Anthony Geary Goes Dutch

Here, Geary talks tongues — speaking in them, that is. Splitting his time between Amsterdam, in the Netherlands, and the U.S. has afforded him the unique opportunity of learning Dutch. “I speak well. I can get along fairly well in most conversations,” he says — in English. “The interesting thing is, where I live, most people speak English anyways. They hear my accent, they switch — so then you have to be very sly to keep the Dutch speaking Dutch to you.”
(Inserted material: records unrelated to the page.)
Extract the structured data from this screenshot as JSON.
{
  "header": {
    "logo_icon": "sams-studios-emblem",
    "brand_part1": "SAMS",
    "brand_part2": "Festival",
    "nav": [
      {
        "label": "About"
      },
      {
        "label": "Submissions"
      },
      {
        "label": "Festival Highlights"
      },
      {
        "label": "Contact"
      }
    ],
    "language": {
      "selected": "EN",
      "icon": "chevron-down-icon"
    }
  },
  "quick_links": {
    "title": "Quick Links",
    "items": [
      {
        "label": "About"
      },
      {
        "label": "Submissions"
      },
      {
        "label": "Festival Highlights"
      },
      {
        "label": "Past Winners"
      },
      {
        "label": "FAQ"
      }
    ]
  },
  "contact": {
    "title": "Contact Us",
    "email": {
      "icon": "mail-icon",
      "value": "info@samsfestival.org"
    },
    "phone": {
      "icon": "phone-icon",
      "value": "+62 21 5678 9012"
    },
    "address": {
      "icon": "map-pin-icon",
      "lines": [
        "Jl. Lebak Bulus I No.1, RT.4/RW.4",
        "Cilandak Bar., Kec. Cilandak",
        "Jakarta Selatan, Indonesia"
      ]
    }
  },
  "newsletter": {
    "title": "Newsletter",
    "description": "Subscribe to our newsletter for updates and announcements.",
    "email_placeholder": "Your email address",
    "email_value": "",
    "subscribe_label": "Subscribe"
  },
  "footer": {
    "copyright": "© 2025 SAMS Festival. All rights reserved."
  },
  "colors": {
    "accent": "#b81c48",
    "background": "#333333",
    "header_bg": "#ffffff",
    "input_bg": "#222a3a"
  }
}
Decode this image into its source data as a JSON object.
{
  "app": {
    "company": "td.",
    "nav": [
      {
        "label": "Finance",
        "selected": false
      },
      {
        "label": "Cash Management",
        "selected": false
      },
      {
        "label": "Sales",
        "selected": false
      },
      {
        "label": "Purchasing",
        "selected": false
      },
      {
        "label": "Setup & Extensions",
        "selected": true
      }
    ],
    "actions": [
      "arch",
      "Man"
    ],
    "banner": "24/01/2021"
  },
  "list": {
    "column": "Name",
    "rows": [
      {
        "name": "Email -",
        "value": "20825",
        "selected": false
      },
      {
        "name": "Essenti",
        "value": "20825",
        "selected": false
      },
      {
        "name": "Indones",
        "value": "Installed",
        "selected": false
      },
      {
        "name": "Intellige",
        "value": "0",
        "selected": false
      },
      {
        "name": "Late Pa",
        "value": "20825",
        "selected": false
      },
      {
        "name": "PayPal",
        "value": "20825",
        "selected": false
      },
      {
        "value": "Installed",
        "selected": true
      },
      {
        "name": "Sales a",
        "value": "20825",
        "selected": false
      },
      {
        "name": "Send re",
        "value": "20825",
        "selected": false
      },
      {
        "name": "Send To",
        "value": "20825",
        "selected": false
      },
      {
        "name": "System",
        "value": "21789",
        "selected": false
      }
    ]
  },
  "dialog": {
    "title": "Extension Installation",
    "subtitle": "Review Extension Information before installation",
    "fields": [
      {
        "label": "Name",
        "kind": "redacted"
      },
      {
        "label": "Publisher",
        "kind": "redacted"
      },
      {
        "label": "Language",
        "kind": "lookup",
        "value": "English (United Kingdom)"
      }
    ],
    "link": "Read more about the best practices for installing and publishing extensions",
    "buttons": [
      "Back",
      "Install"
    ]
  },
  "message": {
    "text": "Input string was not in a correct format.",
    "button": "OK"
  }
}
It’s all Greek to us, but this daytime vet knows the value of being truly comfortable in his second home. “They’re all bilingual or trilingual, and Dutch is a difficult language. It’s also a boutique language,” he explains. “It’s only spoken by about 15 million people in the whole world, and they only speak it in Holland and a version of it in South Africa. Afrikaans is part-Dutch, part-English, part-African. People say ‘Why would you learn Dutch? Nobody speaks it. Why not French?’ Even the Dutch say that to me! I say because I want to live here, I think it’s only common courtesy that I speak the language.”

And how did Geary become so competent in this unique boutique speak? “Well, I have a lot of Dutch friends who have been patient enough to speak it with me but I did take courses and I still do,” he reveals. “I went to a school in Amsterdam, and every time I would go there for more than 10 weeks, I would take a 10-week course.” And he’s been there quite often, “so, I’ve been going back and forth now for 10 years.” But more important than classes is the practical application and he stresses, “I’ve picked it up and then I speak it. Whenever I go into the city or out into the countryside, I try to speak Dutch as long as the people will let me.”

And that tends to be the key problem. “As soon as they hear the accent, they switch. They prefer to speak English with you because they think it’s fun to speak English,” he points out, “and I’m looking for a chance to practice my Dutch.”

So, how does Geary get around that? Why, in true Luke Spencer fashion, of course. A “sly” teacher of Geary’s gave him this piece of advice: “You must tell people you come from Finland. Nobody speaks Finnish and they won’t expect you to speak English.”